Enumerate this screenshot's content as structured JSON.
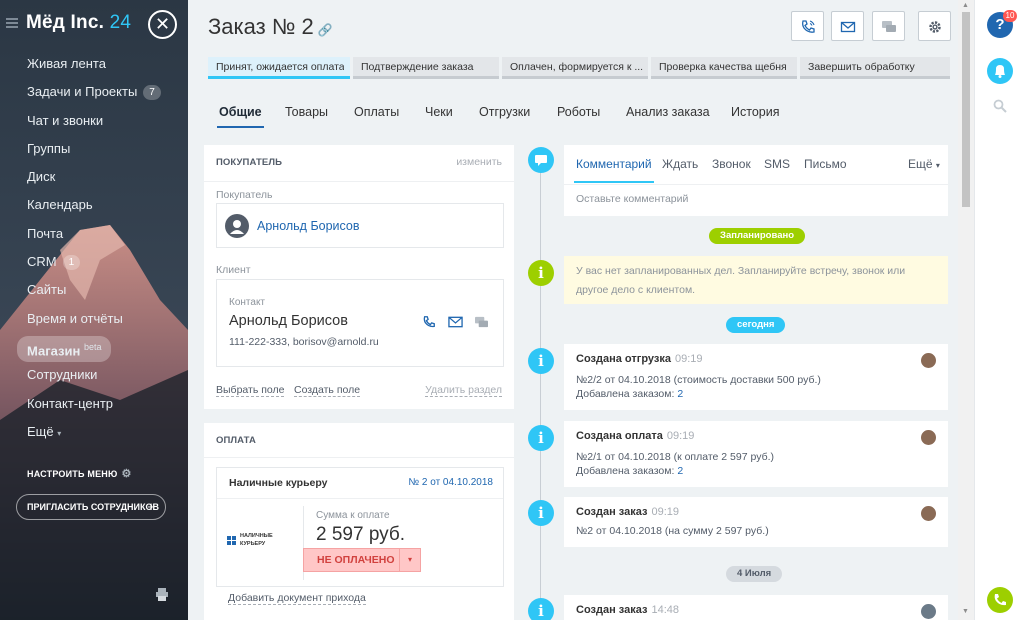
{
  "app": {
    "logo_main": "Мёд Inc.",
    "logo_num": "24"
  },
  "sidebar": {
    "items": [
      {
        "label": "Живая лента"
      },
      {
        "label": "Задачи и Проекты",
        "count": "7"
      },
      {
        "label": "Чат и звонки"
      },
      {
        "label": "Группы"
      },
      {
        "label": "Диск"
      },
      {
        "label": "Календарь"
      },
      {
        "label": "Почта"
      },
      {
        "label": "CRM",
        "count": "1"
      },
      {
        "label": "Сайты"
      },
      {
        "label": "Время и отчёты"
      },
      {
        "label": "Магазин",
        "sup": "beta"
      },
      {
        "label": "Сотрудники"
      },
      {
        "label": "Контакт-центр"
      },
      {
        "label": "Ещё"
      }
    ],
    "settings_label": "НАСТРОИТЬ МЕНЮ",
    "invite_label": "ПРИГЛАСИТЬ СОТРУДНИКОВ",
    "invite_plus": "+"
  },
  "header": {
    "title": "Заказ № 2"
  },
  "stages": [
    {
      "label": "Принят, ожидается оплата"
    },
    {
      "label": "Подтверждение заказа"
    },
    {
      "label": "Оплачен, формируется к ..."
    },
    {
      "label": "Проверка качества щебня"
    },
    {
      "label": "Завершить обработку"
    }
  ],
  "tabs": [
    {
      "label": "Общие"
    },
    {
      "label": "Товары"
    },
    {
      "label": "Оплаты"
    },
    {
      "label": "Чеки"
    },
    {
      "label": "Отгрузки"
    },
    {
      "label": "Роботы"
    },
    {
      "label": "Анализ заказа"
    },
    {
      "label": "История"
    }
  ],
  "buyer": {
    "section_title": "ПОКУПАТЕЛЬ",
    "edit": "изменить",
    "buyer_label": "Покупатель",
    "buyer_name": "Арнольд Борисов",
    "client_label": "Клиент",
    "contact_label": "Контакт",
    "contact_name": "Арнольд Борисов",
    "contact_info": "111-222-333, borisov@arnold.ru",
    "select_field": "Выбрать поле",
    "create_field": "Создать поле",
    "delete_section": "Удалить раздел"
  },
  "payment": {
    "section_title": "ОПЛАТА",
    "method": "Наличные курьеру",
    "doc_link": "№ 2 от 04.10.2018",
    "logo_text_1": "НАЛИЧНЫЕ",
    "logo_text_2": "КУРЬЕРУ",
    "sum_label": "Сумма к оплате",
    "sum": "2 597 руб.",
    "status": "НЕ ОПЛАЧЕНО",
    "add_doc": "Добавить документ прихода"
  },
  "activity": {
    "tabs": [
      {
        "label": "Комментарий"
      },
      {
        "label": "Ждать"
      },
      {
        "label": "Звонок"
      },
      {
        "label": "SMS"
      },
      {
        "label": "Письмо"
      }
    ],
    "more": "Ещё",
    "placeholder": "Оставьте комментарий",
    "planned_badge": "Запланировано",
    "plan_text_1": "У вас нет запланированных дел. Запланируйте встречу, звонок или",
    "plan_text_2": "другое дело с клиентом.",
    "today_badge": "сегодня",
    "date_badge": "4 Июля"
  },
  "events": [
    {
      "title": "Создана отгрузка",
      "time": "09:19",
      "link": "№2/2 от 04.10.2018 (стоимость доставки 500 руб.)",
      "sub_prefix": "Добавлена заказом: ",
      "sub_link": "2"
    },
    {
      "title": "Создана оплата",
      "time": "09:19",
      "link": "№2/1 от 04.10.2018 (к оплате 2 597 руб.)",
      "sub_prefix": "Добавлена заказом: ",
      "sub_link": "2"
    },
    {
      "title": "Создан заказ",
      "time": "09:19",
      "text": "№2 от 04.10.2018 (на сумму 2 597 руб.)"
    },
    {
      "title": "Создан заказ",
      "time": "14:48"
    }
  ],
  "right_bar": {
    "help_badge": "10"
  },
  "colors": {
    "accent": "#2fc6f6",
    "link": "#2067b0",
    "green": "#9dcf00",
    "danger": "#d1413e"
  }
}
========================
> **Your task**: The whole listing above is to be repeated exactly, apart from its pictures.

> **Task result**:
Enumerate this screenshot's content as structured JSON.
{
  "app": {
    "logo_main": "Мёд Inc.",
    "logo_num": "24"
  },
  "sidebar": {
    "items": [
      {
        "label": "Живая лента"
      },
      {
        "label": "Задачи и Проекты",
        "count": "7"
      },
      {
        "label": "Чат и звонки"
      },
      {
        "label": "Группы"
      },
      {
        "label": "Диск"
      },
      {
        "label": "Календарь"
      },
      {
        "label": "Почта"
      },
      {
        "label": "CRM",
        "count": "1"
      },
      {
        "label": "Сайты"
      },
      {
        "label": "Время и отчёты"
      },
      {
        "label": "Магазин",
        "sup": "beta"
      },
      {
        "label": "Сотрудники"
      },
      {
        "label": "Контакт-центр"
      },
      {
        "label": "Ещё"
      }
    ],
    "settings_label": "НАСТРОИТЬ МЕНЮ",
    "invite_label": "ПРИГЛАСИТЬ СОТРУДНИКОВ",
    "invite_plus": "+"
  },
  "header": {
    "title": "Заказ № 2"
  },
  "stages": [
    {
      "label": "Принят, ожидается оплата"
    },
    {
      "label": "Подтверждение заказа"
    },
    {
      "label": "Оплачен, формируется к ..."
    },
    {
      "label": "Проверка качества щебня"
    },
    {
      "label": "Завершить обработку"
    }
  ],
  "tabs": [
    {
      "label": "Общие"
    },
    {
      "label": "Товары"
    },
    {
      "label": "Оплаты"
    },
    {
      "label": "Чеки"
    },
    {
      "label": "Отгрузки"
    },
    {
      "label": "Роботы"
    },
    {
      "label": "Анализ заказа"
    },
    {
      "label": "История"
    }
  ],
  "buyer": {
    "section_title": "ПОКУПАТЕЛЬ",
    "edit": "изменить",
    "buyer_label": "Покупатель",
    "buyer_name": "Арнольд Борисов",
    "client_label": "Клиент",
    "contact_label": "Контакт",
    "contact_name": "Арнольд Борисов",
    "contact_info": "111-222-333, borisov@arnold.ru",
    "select_field": "Выбрать поле",
    "create_field": "Создать поле",
    "delete_section": "Удалить раздел"
  },
  "payment": {
    "section_title": "ОПЛАТА",
    "method": "Наличные курьеру",
    "doc_link": "№ 2 от 04.10.2018",
    "logo_text_1": "НАЛИЧНЫЕ",
    "logo_text_2": "КУРЬЕРУ",
    "sum_label": "Сумма к оплате",
    "sum": "2 597 руб.",
    "status": "НЕ ОПЛАЧЕНО",
    "add_doc": "Добавить документ прихода"
  },
  "activity": {
    "tabs": [
      {
        "label": "Комментарий"
      },
      {
        "label": "Ждать"
      },
      {
        "label": "Звонок"
      },
      {
        "label": "SMS"
      },
      {
        "label": "Письмо"
      }
    ],
    "more": "Ещё",
    "placeholder": "Оставьте комментарий",
    "planned_badge": "Запланировано",
    "plan_text_1": "У вас нет запланированных дел. Запланируйте встречу, звонок или",
    "plan_text_2": "другое дело с клиентом.",
    "today_badge": "сегодня",
    "date_badge": "4 Июля"
  },
  "events": [
    {
      "title": "Создана отгрузка",
      "time": "09:19",
      "link": "№2/2 от 04.10.2018 (стоимость доставки 500 руб.)",
      "sub_prefix": "Добавлена заказом: ",
      "sub_link": "2"
    },
    {
      "title": "Создана оплата",
      "time": "09:19",
      "link": "№2/1 от 04.10.2018 (к оплате 2 597 руб.)",
      "sub_prefix": "Добавлена заказом: ",
      "sub_link": "2"
    },
    {
      "title": "Создан заказ",
      "time": "09:19",
      "text": "№2 от 04.10.2018 (на сумму 2 597 руб.)"
    },
    {
      "title": "Создан заказ",
      "time": "14:48"
    }
  ],
  "right_bar": {
    "help_badge": "10"
  },
  "colors": {
    "accent": "#2fc6f6",
    "link": "#2067b0",
    "green": "#9dcf00",
    "danger": "#d1413e"
  }
}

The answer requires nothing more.